Gilead Sciences, Inc. (NASDAQ:GILD) and Celgene Corporation (NASDAQ:CELG) have both produced tremendous gains for long-term shareholders. Over a three-year period leading up to mid-2015, both of these stocks quadrupled their investors' money.
The past three years haven't been total disasters, but Gilead's underperformed the benchmark S&P 500 index by 67% and Celgene's fared slightly worse.
Given their performance, you'd think these drugmakers were bleeding money, but they're not. In fact, their operations are generating so much cash for their shareholders right now that we'll need to take a closer look to see which is the better pick right now.
The case for Gilead Sciences
About a year ago, AbbVie Inc. (NYSE:ABBV) earned approval for an effective hepatitis C virus (HCV) treatment to compete with Gilead's and launched it at a price that caught the market leader off guard. In the first quarter, Gilead's HCV sales plummeted 59%, sparking another sell-off of the stock.
With regards to HCV treatment prices, AbbVie and Gilead have been chasing each other to the bottom for a long time. Gilead finished the first quarter on pace to record just $4.2 billion in HCV sales in 2017 from a peak of $19.1 billion in 2015. A recent round of pricing negotiations could allow Gilead to regain its share of the space, but if that fails, a repeat of last year's losses probably wouldn't leave a very large dent in Gilead's income statement now that HCV sales comprise just 21% of total revenue.
With the hepatitis franchise finally near a bottom, Gilead's top line has a better-than-usual chance to reverse course. Biktarvy, the company's new all-in-one HIV tablet is expected to generate $6 billion in annual sales at its peak.
Biktarvy isn't the only high-profile debut that Gilead investors need to watch.

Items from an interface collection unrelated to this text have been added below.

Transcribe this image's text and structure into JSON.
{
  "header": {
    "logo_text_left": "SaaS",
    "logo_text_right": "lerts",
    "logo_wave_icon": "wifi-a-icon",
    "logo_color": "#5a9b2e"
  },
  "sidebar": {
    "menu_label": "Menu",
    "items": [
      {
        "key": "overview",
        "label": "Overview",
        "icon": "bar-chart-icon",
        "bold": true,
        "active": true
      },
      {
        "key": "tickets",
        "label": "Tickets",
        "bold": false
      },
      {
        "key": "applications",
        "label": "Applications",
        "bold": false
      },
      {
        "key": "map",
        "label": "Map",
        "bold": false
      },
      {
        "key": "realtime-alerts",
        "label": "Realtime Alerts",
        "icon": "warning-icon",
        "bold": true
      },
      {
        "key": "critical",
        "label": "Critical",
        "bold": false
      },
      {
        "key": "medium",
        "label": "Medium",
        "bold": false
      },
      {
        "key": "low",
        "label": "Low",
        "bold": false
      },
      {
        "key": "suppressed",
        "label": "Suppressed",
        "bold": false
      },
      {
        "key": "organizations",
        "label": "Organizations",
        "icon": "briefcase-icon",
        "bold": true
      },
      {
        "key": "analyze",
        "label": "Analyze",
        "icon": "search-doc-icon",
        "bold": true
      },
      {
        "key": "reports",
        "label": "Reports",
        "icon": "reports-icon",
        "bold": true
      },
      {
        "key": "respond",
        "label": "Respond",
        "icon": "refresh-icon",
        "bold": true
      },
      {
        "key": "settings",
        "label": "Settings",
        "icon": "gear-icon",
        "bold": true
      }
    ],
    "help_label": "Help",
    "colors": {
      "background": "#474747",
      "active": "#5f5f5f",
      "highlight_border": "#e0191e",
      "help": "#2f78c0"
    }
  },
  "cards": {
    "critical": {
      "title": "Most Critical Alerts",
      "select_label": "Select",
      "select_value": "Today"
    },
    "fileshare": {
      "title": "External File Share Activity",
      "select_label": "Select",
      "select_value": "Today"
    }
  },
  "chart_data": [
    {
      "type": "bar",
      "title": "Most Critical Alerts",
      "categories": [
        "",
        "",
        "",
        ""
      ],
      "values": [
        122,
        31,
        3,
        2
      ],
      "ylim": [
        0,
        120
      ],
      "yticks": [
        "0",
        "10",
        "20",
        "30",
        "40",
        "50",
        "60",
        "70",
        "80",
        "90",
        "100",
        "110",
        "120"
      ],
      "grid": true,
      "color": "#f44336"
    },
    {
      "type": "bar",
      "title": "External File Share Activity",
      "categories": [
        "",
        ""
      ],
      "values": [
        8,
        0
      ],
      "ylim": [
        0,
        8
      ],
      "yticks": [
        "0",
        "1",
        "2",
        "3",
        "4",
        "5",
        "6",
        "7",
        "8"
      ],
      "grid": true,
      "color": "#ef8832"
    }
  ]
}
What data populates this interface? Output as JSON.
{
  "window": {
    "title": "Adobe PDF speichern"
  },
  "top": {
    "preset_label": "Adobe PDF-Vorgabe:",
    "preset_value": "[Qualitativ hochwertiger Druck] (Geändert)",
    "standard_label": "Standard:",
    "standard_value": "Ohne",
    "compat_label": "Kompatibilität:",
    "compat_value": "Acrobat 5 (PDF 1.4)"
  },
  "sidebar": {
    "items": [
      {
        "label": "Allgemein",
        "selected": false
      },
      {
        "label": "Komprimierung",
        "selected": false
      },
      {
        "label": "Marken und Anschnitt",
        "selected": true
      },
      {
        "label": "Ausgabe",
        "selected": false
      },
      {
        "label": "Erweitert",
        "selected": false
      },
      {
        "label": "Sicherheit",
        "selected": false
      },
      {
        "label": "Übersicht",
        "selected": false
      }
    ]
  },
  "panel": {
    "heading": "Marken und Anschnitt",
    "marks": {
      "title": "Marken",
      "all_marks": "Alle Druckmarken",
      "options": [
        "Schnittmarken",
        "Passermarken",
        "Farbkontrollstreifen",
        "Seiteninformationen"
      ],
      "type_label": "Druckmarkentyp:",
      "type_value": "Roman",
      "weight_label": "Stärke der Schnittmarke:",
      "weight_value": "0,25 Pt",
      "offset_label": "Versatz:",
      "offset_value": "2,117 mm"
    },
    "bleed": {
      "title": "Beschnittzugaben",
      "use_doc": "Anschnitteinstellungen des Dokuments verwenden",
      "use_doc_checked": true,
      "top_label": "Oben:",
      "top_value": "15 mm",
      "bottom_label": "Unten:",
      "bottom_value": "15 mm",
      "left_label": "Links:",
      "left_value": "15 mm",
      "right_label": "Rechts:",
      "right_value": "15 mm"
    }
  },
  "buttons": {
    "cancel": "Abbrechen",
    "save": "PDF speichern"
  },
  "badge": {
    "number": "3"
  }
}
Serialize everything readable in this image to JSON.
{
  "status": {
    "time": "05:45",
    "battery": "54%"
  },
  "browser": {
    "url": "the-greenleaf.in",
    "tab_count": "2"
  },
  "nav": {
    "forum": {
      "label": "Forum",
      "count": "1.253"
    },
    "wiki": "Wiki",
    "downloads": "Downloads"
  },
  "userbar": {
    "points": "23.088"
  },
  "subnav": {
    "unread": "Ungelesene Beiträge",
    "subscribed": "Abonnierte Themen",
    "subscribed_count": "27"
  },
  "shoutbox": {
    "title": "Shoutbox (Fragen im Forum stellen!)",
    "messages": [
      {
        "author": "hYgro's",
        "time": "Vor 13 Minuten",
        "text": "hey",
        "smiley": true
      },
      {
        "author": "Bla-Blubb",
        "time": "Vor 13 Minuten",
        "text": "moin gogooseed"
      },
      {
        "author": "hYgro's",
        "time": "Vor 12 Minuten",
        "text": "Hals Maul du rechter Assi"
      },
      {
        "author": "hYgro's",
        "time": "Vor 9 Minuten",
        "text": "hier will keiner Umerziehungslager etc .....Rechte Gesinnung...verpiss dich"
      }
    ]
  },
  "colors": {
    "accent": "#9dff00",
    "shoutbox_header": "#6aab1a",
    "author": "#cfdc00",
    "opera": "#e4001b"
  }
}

Yescarta launched late last year as the second CAR-T therapy to earn approval and initial uptake has been slow. The one-time treatment is an oncologist's dream come true, but end payers aren't nearly as enthusiastic about its $393,000 price tag.
If Yescarta sales do take off, Gilead stock could see a nice bump because it's just the tip of an iceberg. The company has three more CAR-T therapies in clinical trials at the moment and is investing heavily to develop the next-generation of cell-based cancer treatments.
Outside of the cancer arena, Gilead also has a leading non-alcoholic steatohepatitis (NASH) program that boasts three candidates in mid- to late-stage testing. Many don't know it, but NASH threatens the lives of around 30 million Americans and none have an effective treatment option yet.
The case for Celgene Corporation
This big biotech followed Gilead's lead and acquired a CAR-T pioneer called Juno Therapeutics for around $9 billion earlier this year and that isn't the only way the company plans to cash in on CAR-T. A pivotal study with Juno's lead candidate completed enrollment in April and another CAR-T candidate partnered with bluebird bio (NASDAQ:BLUE) scored high marks in mid-stage studies last year. Both are trying to repeat earlier performances in larger pivotal trials at the moment, which means Celgene could have two new cancer drugs to market by the end of 2019.
Celgene's lead drug, Revlimid racked up $8.2 billion in sales last year and it's expected to hit $9.4 billion this year. Unfortunately for Celgene, its popular multiple myeloma therapy will begin facing generic competition in March 2022.
Celgene depends on its flagship multiple myeloma drug for 63% of total revenue, so offsetting the impending losses will be an enormous challenge. Earlier this year, an embarrassing oversight caused the Food and Drug Administration to reject a new drug application for a drug the company is depending on to drive growth in the years ahead. The ensuing crisis of confidence has made this one of the worst healthcare stocks of 2018.
In the numbers
Investors have been beating up Celgene stock all year because they're concerned the company won't be able to offset Revlimid's impending losses to generic competition several years from now. At recent prices, the stock trades at just 10.0 times this year's earnings expectations, which is far more attractive than the S&P 500 average, which is at 17.6 times estimates.
Gilead is a bit more expensive than Celgene at the moment, but at just 12.5 times expected earnings, the stock still looks like a bargain for investors interested in creating a growing stream of income. Gilead started paying a dividend in 2015, which management has been able to crank up while buying back heaps of its own shares at the same time.
Celgene doesn't offer a dividend, but it has been taking advantage of a depressed stock price and retiring shares hand over fist. In May, the company set aside another $5 billion that could lower its outstanding share count around 8% further in the near term.
A close call
Gilead's chronic hepatitis losses are almost at an end, and unlike Celgene, its next lead growth driver is already on pharmacy shelves. If Biktarvy falls flat, Gilead could have trouble hiking its dividend in the years ahead, but its stock seems far less risky over the long run than Celgene's. Right now, that makes it the better buy.